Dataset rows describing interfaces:
§ §
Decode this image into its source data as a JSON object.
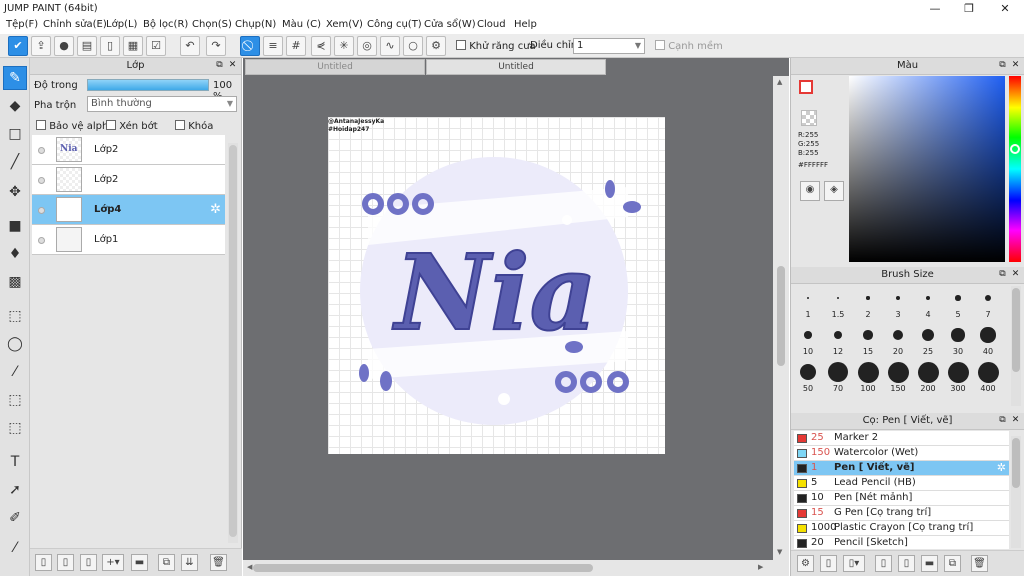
{
  "window": {
    "title": "JUMP PAINT (64bit)",
    "minimize": "—",
    "restore": "❐",
    "close": "✕"
  },
  "menu": [
    "Tệp(F)",
    "Chỉnh sửa(E)",
    "Lớp(L)",
    "Bộ lọc(R)",
    "Chọn(S)",
    "Chụp(N)",
    "Màu (C)",
    "Xem(V)",
    "Công cụ(T)",
    "Cửa sổ(W)",
    "Cloud",
    "Help"
  ],
  "toolbar": {
    "antialias_label": "Khử răng cưa",
    "adjust_label": "Điều chỉnh",
    "adjust_value": "1",
    "snap_label": "Cạnh mềm"
  },
  "layer_panel": {
    "title": "Lớp",
    "opacity_label": "Độ trong",
    "opacity_value": "100 %",
    "opacity": 1.0,
    "blend_label": "Pha trộn",
    "blend_value": "Bình thường",
    "protect_alpha": "Bảo vệ alpha",
    "clipping": "Xén bớt",
    "lock": "Khóa",
    "layers": [
      {
        "name": "Lớp2"
      },
      {
        "name": "Lớp2"
      },
      {
        "name": "Lớp4",
        "selected": true
      },
      {
        "name": "Lớp1"
      }
    ]
  },
  "tabs": [
    {
      "label": "Untitled"
    },
    {
      "label": "Untitled"
    }
  ],
  "canvas": {
    "watermark1": "@AntanaJessyKa",
    "watermark2": "#Hoidap247",
    "art_text": "Nia",
    "accent": "#5b5fb0",
    "bg_circle": "#ecebfa"
  },
  "color_panel": {
    "title": "Màu",
    "r": "R:255",
    "g": "G:255",
    "b": "B:255",
    "hex": "#FFFFFF"
  },
  "brush_size_panel": {
    "title": "Brush Size",
    "sizes": [
      "1",
      "1.5",
      "2",
      "3",
      "4",
      "5",
      "7",
      "10",
      "12",
      "15",
      "20",
      "25",
      "30",
      "40",
      "50",
      "70",
      "100",
      "150",
      "200",
      "300",
      "400"
    ]
  },
  "brush_panel": {
    "title": "Cọ: Pen [ Viết, vẽ]",
    "brushes": [
      {
        "color": "#e53935",
        "size": "25",
        "name": "Marker 2"
      },
      {
        "color": "#7ed6f5",
        "size": "150",
        "name": "Watercolor (Wet)"
      },
      {
        "color": "#222222",
        "size": "1",
        "name": "Pen [ Viết, vẽ]",
        "selected": true
      },
      {
        "color": "#f5e100",
        "size": "5",
        "name": "Lead Pencil (HB)"
      },
      {
        "color": "#222222",
        "size": "10",
        "name": "Pen [Nét mảnh]"
      },
      {
        "color": "#e53935",
        "size": "15",
        "name": "G Pen [Cọ trang trí]"
      },
      {
        "color": "#f5e100",
        "size": "1000",
        "name": "Plastic Crayon [Cọ trang trí]"
      },
      {
        "color": "#222222",
        "size": "20",
        "name": "Pencil [Sketch]"
      }
    ]
  }
}
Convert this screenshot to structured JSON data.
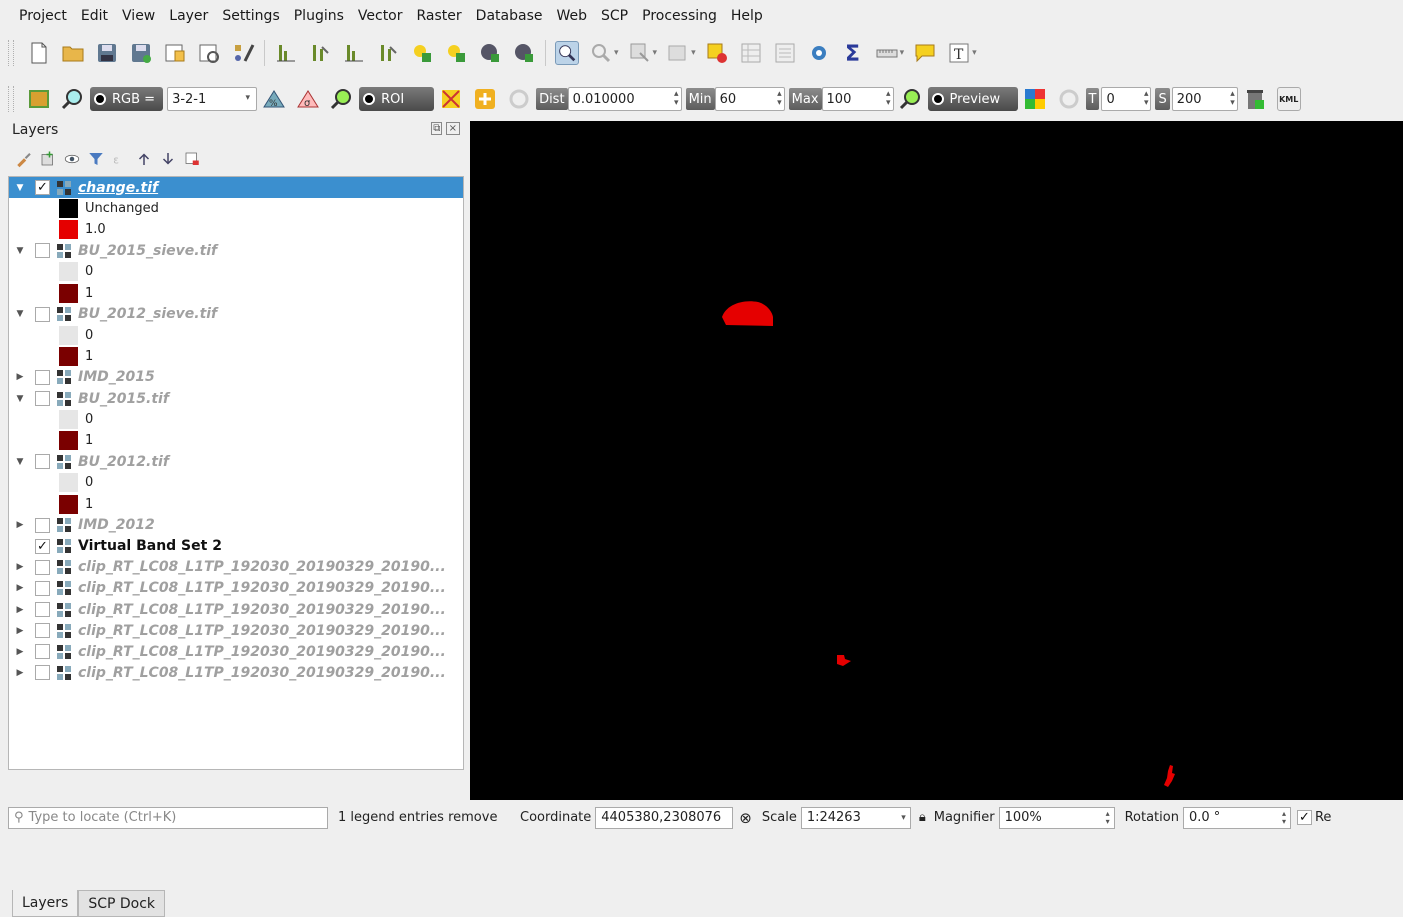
{
  "menu": [
    "Project",
    "Edit",
    "View",
    "Layer",
    "Settings",
    "Plugins",
    "Vector",
    "Raster",
    "Database",
    "Web",
    "SCP",
    "Processing",
    "Help"
  ],
  "toolbar1": {
    "icons": [
      "new-project-icon",
      "open-project-icon",
      "save-project-icon",
      "save-as-icon",
      "new-print-layout-icon",
      "layout-manager-icon",
      "style-manager-icon",
      "histogram-icon",
      "histogram-node-icon",
      "histogram-2-icon",
      "histogram-node-2-icon",
      "add-feature-icon",
      "add-feature-2-icon",
      "digitize-icon",
      "digitize-2-icon",
      "identify-icon",
      "select-radius-icon",
      "select-features-icon",
      "deselect-icon",
      "clear-selection-icon",
      "attribute-table-icon",
      "field-calculator-icon",
      "processing-toolbox-icon",
      "statistics-icon",
      "measure-icon",
      "map-tips-icon",
      "text-annotation-icon"
    ]
  },
  "toolbar2": {
    "rgb_label": "RGB =",
    "rgb_value": "3-2-1",
    "roi_label": "ROI",
    "dist_label": "Dist",
    "dist_value": "0.010000",
    "min_label": "Min",
    "min_value": "60",
    "max_label": "Max",
    "max_value": "100",
    "preview_label": "Preview",
    "t_label": "T",
    "t_value": "0",
    "s_label": "S",
    "s_value": "200",
    "kml_label": "KML"
  },
  "layers_panel": {
    "title": "Layers",
    "tabs": [
      "Layers",
      "SCP Dock"
    ]
  },
  "layers": [
    {
      "name": "change.tif",
      "checked": true,
      "expanded": true,
      "selected": true,
      "legend": [
        {
          "label": "Unchanged",
          "color": "#000000"
        },
        {
          "label": "1.0",
          "color": "#e50000"
        }
      ]
    },
    {
      "name": "BU_2015_sieve.tif",
      "checked": false,
      "expanded": true,
      "legend": [
        {
          "label": "0",
          "color": "#e6e6e6"
        },
        {
          "label": "1",
          "color": "#7a0000"
        }
      ]
    },
    {
      "name": "BU_2012_sieve.tif",
      "checked": false,
      "expanded": true,
      "legend": [
        {
          "label": "0",
          "color": "#e6e6e6"
        },
        {
          "label": "1",
          "color": "#7a0000"
        }
      ]
    },
    {
      "name": "IMD_2015",
      "checked": false,
      "expanded": false
    },
    {
      "name": "BU_2015.tif",
      "checked": false,
      "expanded": true,
      "legend": [
        {
          "label": "0",
          "color": "#e6e6e6"
        },
        {
          "label": "1",
          "color": "#7a0000"
        }
      ]
    },
    {
      "name": "BU_2012.tif",
      "checked": false,
      "expanded": true,
      "legend": [
        {
          "label": "0",
          "color": "#e6e6e6"
        },
        {
          "label": "1",
          "color": "#7a0000"
        }
      ]
    },
    {
      "name": "IMD_2012",
      "checked": false,
      "expanded": false
    },
    {
      "name": "Virtual Band Set 2",
      "checked": true,
      "expanded": null,
      "bold": true
    },
    {
      "name": "clip_RT_LC08_L1TP_192030_20190329_20190...",
      "checked": false,
      "expanded": false
    },
    {
      "name": "clip_RT_LC08_L1TP_192030_20190329_20190...",
      "checked": false,
      "expanded": false
    },
    {
      "name": "clip_RT_LC08_L1TP_192030_20190329_20190...",
      "checked": false,
      "expanded": false
    },
    {
      "name": "clip_RT_LC08_L1TP_192030_20190329_20190...",
      "checked": false,
      "expanded": false
    },
    {
      "name": "clip_RT_LC08_L1TP_192030_20190329_20190...",
      "checked": false,
      "expanded": false
    },
    {
      "name": "clip_RT_LC08_L1TP_192030_20190329_20190...",
      "checked": false,
      "expanded": false
    }
  ],
  "map": {
    "background": "#000000",
    "feature_color": "#e50000"
  },
  "statusbar": {
    "locate_placeholder": "Type to locate (Ctrl+K)",
    "message": "1 legend entries remove",
    "coordinate_label": "Coordinate",
    "coordinate_value": "4405380,2308076",
    "scale_label": "Scale",
    "scale_value": "1:24263",
    "magnifier_label": "Magnifier",
    "magnifier_value": "100%",
    "rotation_label": "Rotation",
    "rotation_value": "0.0 °",
    "render_label": "Re"
  }
}
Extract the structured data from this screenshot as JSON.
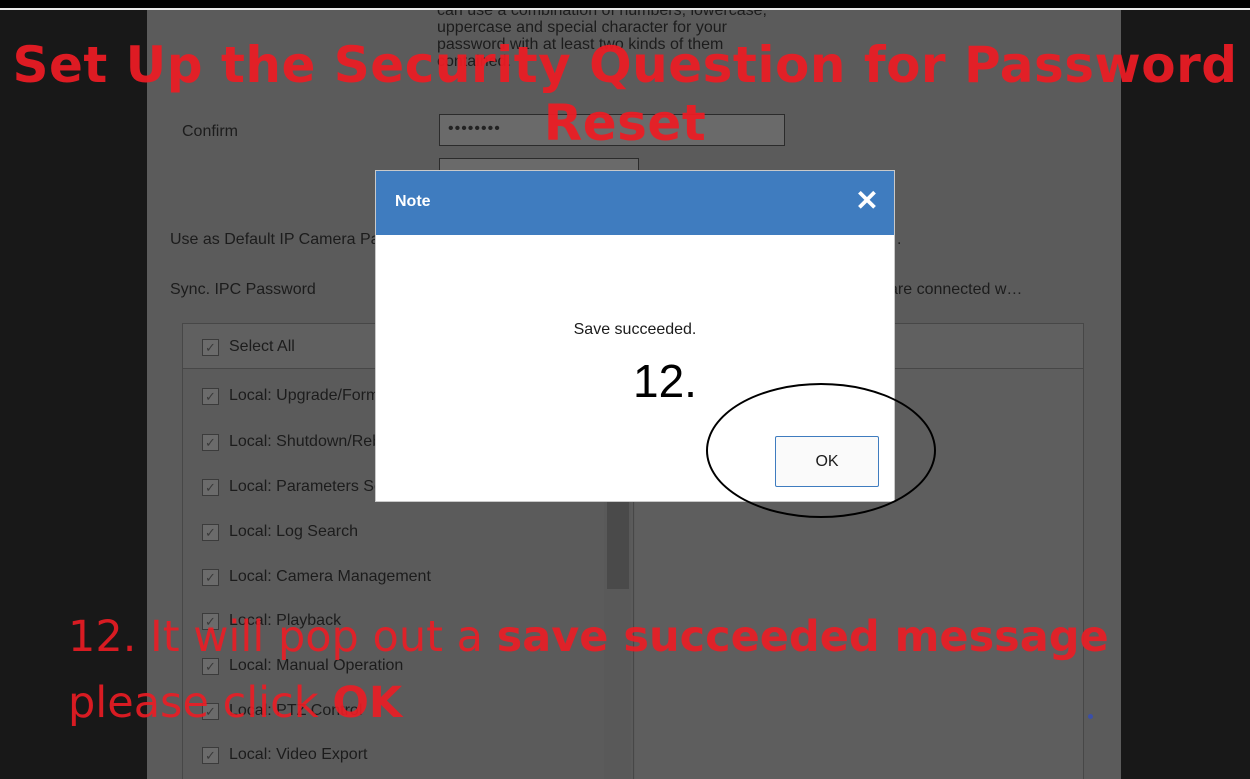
{
  "background_form": {
    "hint_text": "can use a combination of numbers, lowercase, uppercase and special character for your password with at least two kinds of them contained.",
    "confirm_label": "Confirm",
    "confirm_value": "••••••••",
    "default_ip_camera_label": "Use as Default IP Camera Password",
    "default_ip_camera_tail": ".",
    "sync_ipc_label": "Sync. IPC Password",
    "sync_ipc_tail": "are connected w…",
    "permissions": {
      "select_all": "Select All",
      "items": [
        "Local: Upgrade/Format",
        "Local: Shutdown/Reboot",
        "Local: Parameters Settings",
        "Local: Log Search",
        "Local: Camera Management",
        "Local: Playback",
        "Local: Manual Operation",
        "Local: PTZ Control",
        "Local: Video Export"
      ],
      "checkmark": "✓"
    }
  },
  "dialog": {
    "title": "Note",
    "close_glyph": "✕",
    "message": "Save succeeded.",
    "ok_label": "OK"
  },
  "annotation": {
    "step_marker": "12.",
    "title": "Set Up the Security Question for Password Reset",
    "caption_line1_prefix": "12. It will pop out a ",
    "caption_line1_bold": "save succeeded message",
    "caption_line2_prefix": "please click ",
    "caption_line2_bold": "OK"
  },
  "colors": {
    "dialog_header": "#3f7cbf",
    "annotation_red": "#ed1c24",
    "dim_overlay": "#5b5b5b"
  },
  "icons": [
    "close-icon",
    "checkbox-checked-icon"
  ]
}
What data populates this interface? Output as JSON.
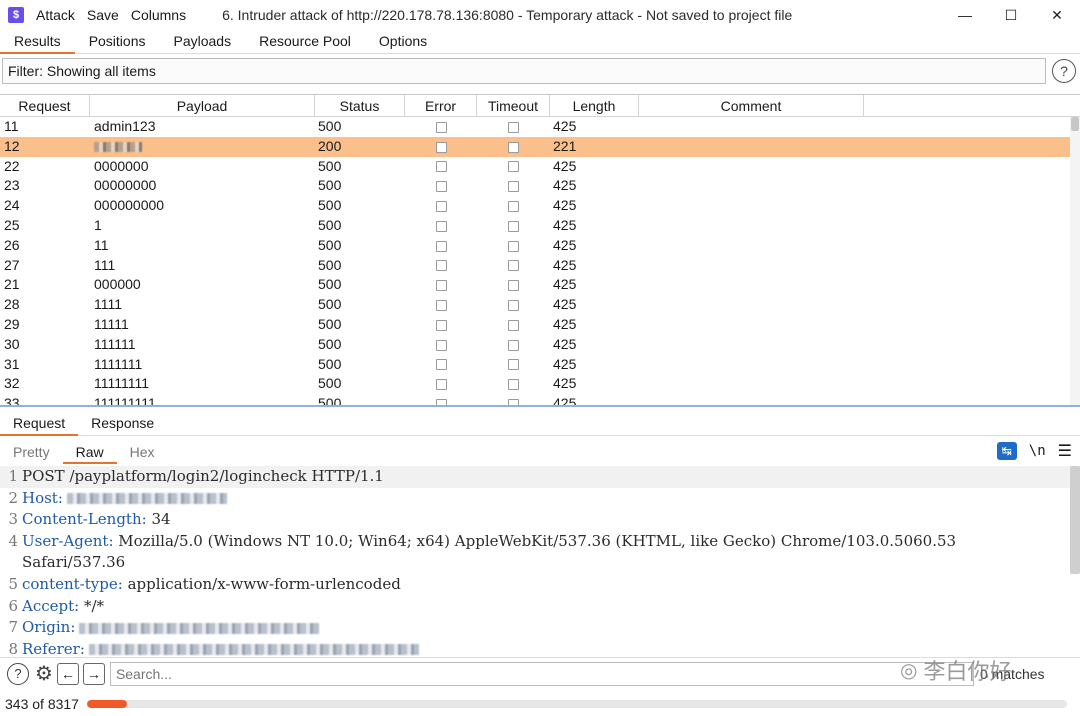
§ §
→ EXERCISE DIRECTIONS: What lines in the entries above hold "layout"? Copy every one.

→ RESPONSE AREA:
      "new-print-layout-icon",
      "layout-manager-icon",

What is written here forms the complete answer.